Wednesday, April 20, 2011


Could it possibly be that teaching is teaching, no matter what forum it occurs in?

Gearing up to create my final presentation for my Online Instructional Design class - in which I would have to fill 20 minutes of dead air with something resembling education - I was surprised to find that my focus was on the pedagogy.  What were the learning objectives? What steps would the class have to take in order to achieve them?  These are the same questions I would be asking myself in preparing to teach in a traditional classroom setting.

Of course, in a traditional classroom setting I wouldn't have to worry about being suddenly transported out of the room in mid-sentence (which would happen if my internet connectivity went down).  And my students wouldn't need to leave the room to access the handouts, they'd just need to extend a hand and perform a familiar grasping motion with their fingers. 

For the first seven weeks of class, I was focused on the strangeness of the technology and the frustrations that always seemed to attend it.  It wasn't until the final week - when we got to the teaching - that I finally understood that the technology is just the medium.  Teaching is teaching, whatever the forum.  Go figure.

Thursday, April 7, 2011

"and finally..."

If you're giving a 24-minute speech, please do not use the words "and finally" at minute 13. 

Now, I know what the speaker was doing.  He was presenting the final point of the subject he was discussing.  But the audience doesn't know that.  For an audience the words "and finally" are a cue to put down the fork and prepare to clap.  If the speech was particularly good, they're a cue to ready one's thigh muscles to stand.  And if the speech was particularly bad, they're a hopeful ray of light at the end of a vast tunnel of boredom.

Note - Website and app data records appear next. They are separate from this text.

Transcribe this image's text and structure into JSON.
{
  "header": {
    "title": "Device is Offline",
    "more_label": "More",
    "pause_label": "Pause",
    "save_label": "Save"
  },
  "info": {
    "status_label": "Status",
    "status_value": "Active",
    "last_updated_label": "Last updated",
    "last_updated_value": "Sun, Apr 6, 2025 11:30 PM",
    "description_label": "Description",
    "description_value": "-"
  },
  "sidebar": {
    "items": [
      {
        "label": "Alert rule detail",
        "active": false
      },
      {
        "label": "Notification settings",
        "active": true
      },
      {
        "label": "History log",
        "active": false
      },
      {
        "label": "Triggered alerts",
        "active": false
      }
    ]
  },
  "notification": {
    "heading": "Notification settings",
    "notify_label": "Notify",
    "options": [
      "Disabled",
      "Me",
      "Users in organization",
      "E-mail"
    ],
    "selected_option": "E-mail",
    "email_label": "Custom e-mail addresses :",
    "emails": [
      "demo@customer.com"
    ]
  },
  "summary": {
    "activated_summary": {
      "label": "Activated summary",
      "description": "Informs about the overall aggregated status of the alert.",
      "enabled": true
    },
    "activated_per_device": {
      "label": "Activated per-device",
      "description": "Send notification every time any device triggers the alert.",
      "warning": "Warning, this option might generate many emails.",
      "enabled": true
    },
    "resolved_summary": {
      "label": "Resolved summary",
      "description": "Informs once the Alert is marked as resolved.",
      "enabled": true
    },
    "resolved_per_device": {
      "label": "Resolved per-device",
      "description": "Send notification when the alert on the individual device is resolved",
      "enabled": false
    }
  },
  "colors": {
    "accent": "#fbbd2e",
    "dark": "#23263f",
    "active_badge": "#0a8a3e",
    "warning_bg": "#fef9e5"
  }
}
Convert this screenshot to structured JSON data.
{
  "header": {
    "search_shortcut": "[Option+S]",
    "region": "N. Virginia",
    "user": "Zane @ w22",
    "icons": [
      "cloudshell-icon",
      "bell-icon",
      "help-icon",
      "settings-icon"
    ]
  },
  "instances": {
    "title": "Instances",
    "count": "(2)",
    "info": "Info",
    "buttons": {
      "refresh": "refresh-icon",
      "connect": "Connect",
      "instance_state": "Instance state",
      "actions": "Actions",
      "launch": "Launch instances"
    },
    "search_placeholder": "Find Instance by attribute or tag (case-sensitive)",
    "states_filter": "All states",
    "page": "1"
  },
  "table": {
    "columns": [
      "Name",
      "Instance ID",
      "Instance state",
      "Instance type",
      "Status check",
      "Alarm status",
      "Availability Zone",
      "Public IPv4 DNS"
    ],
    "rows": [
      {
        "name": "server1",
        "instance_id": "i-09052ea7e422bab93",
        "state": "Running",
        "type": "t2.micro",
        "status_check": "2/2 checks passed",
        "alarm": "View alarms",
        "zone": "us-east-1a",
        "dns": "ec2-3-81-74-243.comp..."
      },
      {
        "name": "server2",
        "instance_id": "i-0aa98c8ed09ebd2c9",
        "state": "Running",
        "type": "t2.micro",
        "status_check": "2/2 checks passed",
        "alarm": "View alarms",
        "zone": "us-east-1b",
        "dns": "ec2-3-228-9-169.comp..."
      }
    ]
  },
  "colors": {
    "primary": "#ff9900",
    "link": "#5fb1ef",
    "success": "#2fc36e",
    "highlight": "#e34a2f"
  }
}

However good a speaker you are, don't say "and finally" until you mean it.